Another alternative to debt consolidation is to use a secured loan. The benefit of this is that secured loans generally have lower interest rates, meaning you’ll save even more money.
Secured loans available for debt consolidation are usually those that use your home as collateral. Options include home equity loans, home equity lines of credit (HELOCs), and cash-out refinances.
Of course, these options have a clear disadvantage: you’re using your home as collateral. If you fail to make your monthly payments, you could lose your home. I would think carefully before using your home equity to pay off debt, and only do it if you feel confident you’ll be able to make the monthly payments.
DEBT SNOWBALL OR DEBT AVALANCHE
You’re probably familiar with debt payoff methods like the debt snowball and debt avalanche. While the two have some differences, each is designed to help you prioritize and pay off multiple debts.
Using the debt snowball, you prioritize your smallest debt. Using the debt avalanche, you prioritize the debt with the highest interest rate.
Using one of these strategies may result in you paying a bit more in interest since you aren’t trading in your high credit card interest rates for a lower loan interest rate. However, they can still help you tackle your debt. And you may be motivated to pay it off more quickly.
When is debt consolidation a good idea?
Depending on your situation, a debt consolidation loan might be the right option to help you pay off your credit card debt. Here are a few situations where it’s probably a good idea:
- You have too much debt for a balance transfer
- Your credit score doesn’t make you eligible for a good balance transfer offer
- You know you wouldn’t be able to pay off your debt during the 0% interest promotional period on a balance transfer card
- It’s going to take you a long time to pay off the debt
As with any financial decision, it’s important to consider your unique circumstances when deciding if a debt consolidation loan is for you.
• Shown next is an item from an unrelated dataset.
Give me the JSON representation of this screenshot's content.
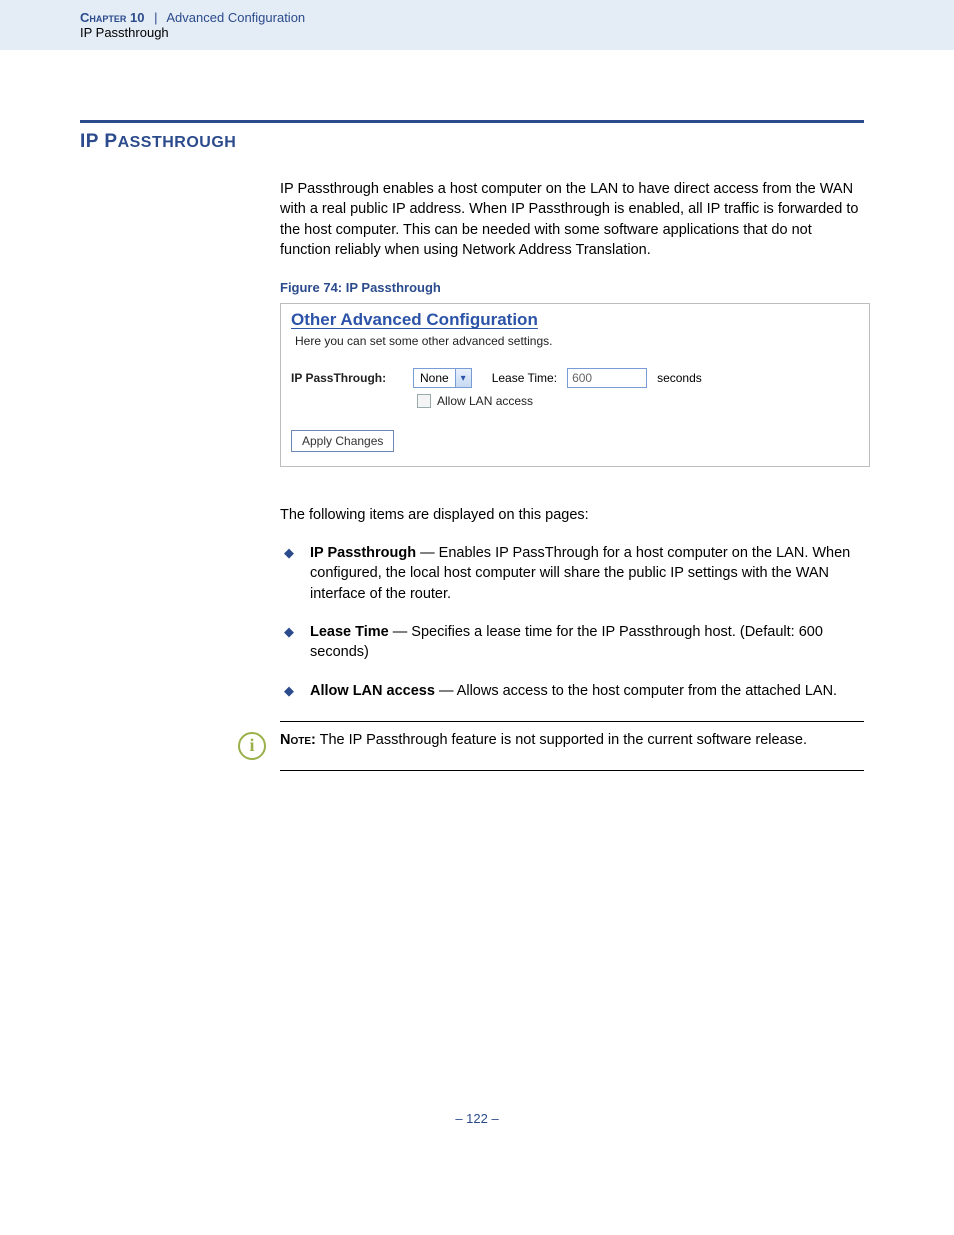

For some people, it’s the perfect solution. But other people might be better served with an alternative.